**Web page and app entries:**
# # #
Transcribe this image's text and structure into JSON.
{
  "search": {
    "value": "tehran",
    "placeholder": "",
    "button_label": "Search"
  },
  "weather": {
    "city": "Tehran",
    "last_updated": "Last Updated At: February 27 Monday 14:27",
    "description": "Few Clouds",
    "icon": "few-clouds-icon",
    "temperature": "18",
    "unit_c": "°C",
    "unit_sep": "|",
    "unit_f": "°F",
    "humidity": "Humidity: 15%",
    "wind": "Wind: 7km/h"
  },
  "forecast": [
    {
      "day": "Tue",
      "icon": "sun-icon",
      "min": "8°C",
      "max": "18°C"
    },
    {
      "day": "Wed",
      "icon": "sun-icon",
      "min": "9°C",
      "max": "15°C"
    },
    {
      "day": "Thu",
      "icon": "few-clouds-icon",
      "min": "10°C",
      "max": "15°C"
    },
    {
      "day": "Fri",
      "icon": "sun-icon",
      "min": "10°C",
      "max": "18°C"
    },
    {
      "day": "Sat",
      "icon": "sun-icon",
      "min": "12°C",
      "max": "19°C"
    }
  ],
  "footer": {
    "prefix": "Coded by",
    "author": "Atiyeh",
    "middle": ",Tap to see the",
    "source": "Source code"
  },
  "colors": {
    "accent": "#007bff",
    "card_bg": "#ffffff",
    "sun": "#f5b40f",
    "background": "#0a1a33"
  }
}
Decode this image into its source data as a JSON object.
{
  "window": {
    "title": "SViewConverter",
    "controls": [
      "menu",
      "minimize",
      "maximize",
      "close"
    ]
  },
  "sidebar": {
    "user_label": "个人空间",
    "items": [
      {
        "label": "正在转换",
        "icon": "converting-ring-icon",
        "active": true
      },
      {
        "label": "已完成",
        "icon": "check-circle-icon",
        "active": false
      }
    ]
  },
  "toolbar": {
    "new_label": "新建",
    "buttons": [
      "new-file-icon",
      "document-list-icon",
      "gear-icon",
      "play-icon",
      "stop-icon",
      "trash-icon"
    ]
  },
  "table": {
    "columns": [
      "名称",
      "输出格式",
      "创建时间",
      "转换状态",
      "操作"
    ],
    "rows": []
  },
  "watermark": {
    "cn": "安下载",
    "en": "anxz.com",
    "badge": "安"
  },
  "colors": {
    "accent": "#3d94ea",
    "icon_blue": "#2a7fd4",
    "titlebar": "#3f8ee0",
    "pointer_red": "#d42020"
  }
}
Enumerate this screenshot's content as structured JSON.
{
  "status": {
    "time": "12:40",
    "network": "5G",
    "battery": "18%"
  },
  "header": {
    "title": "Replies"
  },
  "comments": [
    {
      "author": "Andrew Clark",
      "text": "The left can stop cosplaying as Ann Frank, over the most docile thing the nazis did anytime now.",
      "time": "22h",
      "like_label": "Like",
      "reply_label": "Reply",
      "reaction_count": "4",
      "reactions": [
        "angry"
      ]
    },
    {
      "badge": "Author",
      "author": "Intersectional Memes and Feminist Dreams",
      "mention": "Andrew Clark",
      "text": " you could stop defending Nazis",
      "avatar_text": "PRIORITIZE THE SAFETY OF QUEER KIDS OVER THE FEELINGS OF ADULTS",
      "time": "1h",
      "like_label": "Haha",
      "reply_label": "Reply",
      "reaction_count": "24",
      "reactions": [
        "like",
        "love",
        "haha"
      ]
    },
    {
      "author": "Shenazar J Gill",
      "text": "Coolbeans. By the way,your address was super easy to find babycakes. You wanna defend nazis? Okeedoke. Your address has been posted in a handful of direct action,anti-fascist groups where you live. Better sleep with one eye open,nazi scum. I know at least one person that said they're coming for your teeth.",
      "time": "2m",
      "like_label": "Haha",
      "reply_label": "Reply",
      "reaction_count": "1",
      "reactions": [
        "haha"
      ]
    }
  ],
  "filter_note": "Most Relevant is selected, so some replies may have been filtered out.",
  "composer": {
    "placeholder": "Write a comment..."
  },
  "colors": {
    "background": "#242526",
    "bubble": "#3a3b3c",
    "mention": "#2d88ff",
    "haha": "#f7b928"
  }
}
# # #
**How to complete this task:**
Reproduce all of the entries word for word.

**Answer box:**
Transcribe this image's text and structure into JSON.
{
  "search": {
    "value": "tehran",
    "placeholder": "",
    "button_label": "Search"
  },
  "weather": {
    "city": "Tehran",
    "last_updated": "Last Updated At: February 27 Monday 14:27",
    "description": "Few Clouds",
    "icon": "few-clouds-icon",
    "temperature": "18",
    "unit_c": "°C",
    "unit_sep": "|",
    "unit_f": "°F",
    "humidity": "Humidity: 15%",
    "wind": "Wind: 7km/h"
  },
  "forecast": [
    {
      "day": "Tue",
      "icon": "sun-icon",
      "min": "8°C",
      "max": "18°C"
    },
    {
      "day": "Wed",
      "icon": "sun-icon",
      "min": "9°C",
      "max": "15°C"
    },
    {
      "day": "Thu",
      "icon": "few-clouds-icon",
      "min": "10°C",
      "max": "15°C"
    },
    {
      "day": "Fri",
      "icon": "sun-icon",
      "min": "10°C",
      "max": "18°C"
    },
    {
      "day": "Sat",
      "icon": "sun-icon",
      "min": "12°C",
      "max": "19°C"
    }
  ],
  "footer": {
    "prefix": "Coded by",
    "author": "Atiyeh",
    "middle": ",Tap to see the",
    "source": "Source code"
  },
  "colors": {
    "accent": "#007bff",
    "card_bg": "#ffffff",
    "sun": "#f5b40f",
    "background": "#0a1a33"
  }
}
Decode this image into its source data as a JSON object.
{
  "window": {
    "title": "SViewConverter",
    "controls": [
      "menu",
      "minimize",
      "maximize",
      "close"
    ]
  },
  "sidebar": {
    "user_label": "个人空间",
    "items": [
      {
        "label": "正在转换",
        "icon": "converting-ring-icon",
        "active": true
      },
      {
        "label": "已完成",
        "icon": "check-circle-icon",
        "active": false
      }
    ]
  },
  "toolbar": {
    "new_label": "新建",
    "buttons": [
      "new-file-icon",
      "document-list-icon",
      "gear-icon",
      "play-icon",
      "stop-icon",
      "trash-icon"
    ]
  },
  "table": {
    "columns": [
      "名称",
      "输出格式",
      "创建时间",
      "转换状态",
      "操作"
    ],
    "rows": []
  },
  "watermark": {
    "cn": "安下载",
    "en": "anxz.com",
    "badge": "安"
  },
  "colors": {
    "accent": "#3d94ea",
    "icon_blue": "#2a7fd4",
    "titlebar": "#3f8ee0",
    "pointer_red": "#d42020"
  }
}
Enumerate this screenshot's content as structured JSON.
{
  "status": {
    "time": "12:40",
    "network": "5G",
    "battery": "18%"
  },
  "header": {
    "title": "Replies"
  },
  "comments": [
    {
      "author": "Andrew Clark",
      "text": "The left can stop cosplaying as Ann Frank, over the most docile thing the nazis did anytime now.",
      "time": "22h",
      "like_label": "Like",
      "reply_label": "Reply",
      "reaction_count": "4",
      "reactions": [
        "angry"
      ]
    },
    {
      "badge": "Author",
      "author": "Intersectional Memes and Feminist Dreams",
      "mention": "Andrew Clark",
      "text": " you could stop defending Nazis",
      "avatar_text": "PRIORITIZE THE SAFETY OF QUEER KIDS OVER THE FEELINGS OF ADULTS",
      "time": "1h",
      "like_label": "Haha",
      "reply_label": "Reply",
      "reaction_count": "24",
      "reactions": [
        "like",
        "love",
        "haha"
      ]
    },
    {
      "author": "Shenazar J Gill",
      "text": "Coolbeans. By the way,your address was super easy to find babycakes. You wanna defend nazis? Okeedoke. Your address has been posted in a handful of direct action,anti-fascist groups where you live. Better sleep with one eye open,nazi scum. I know at least one person that said they're coming for your teeth.",
      "time": "2m",
      "like_label": "Haha",
      "reply_label": "Reply",
      "reaction_count": "1",
      "reactions": [
        "haha"
      ]
    }
  ],
  "filter_note": "Most Relevant is selected, so some replies may have been filtered out.",
  "composer": {
    "placeholder": "Write a comment..."
  },
  "colors": {
    "background": "#242526",
    "bubble": "#3a3b3c",
    "mention": "#2d88ff",
    "haha": "#f7b928"
  }
}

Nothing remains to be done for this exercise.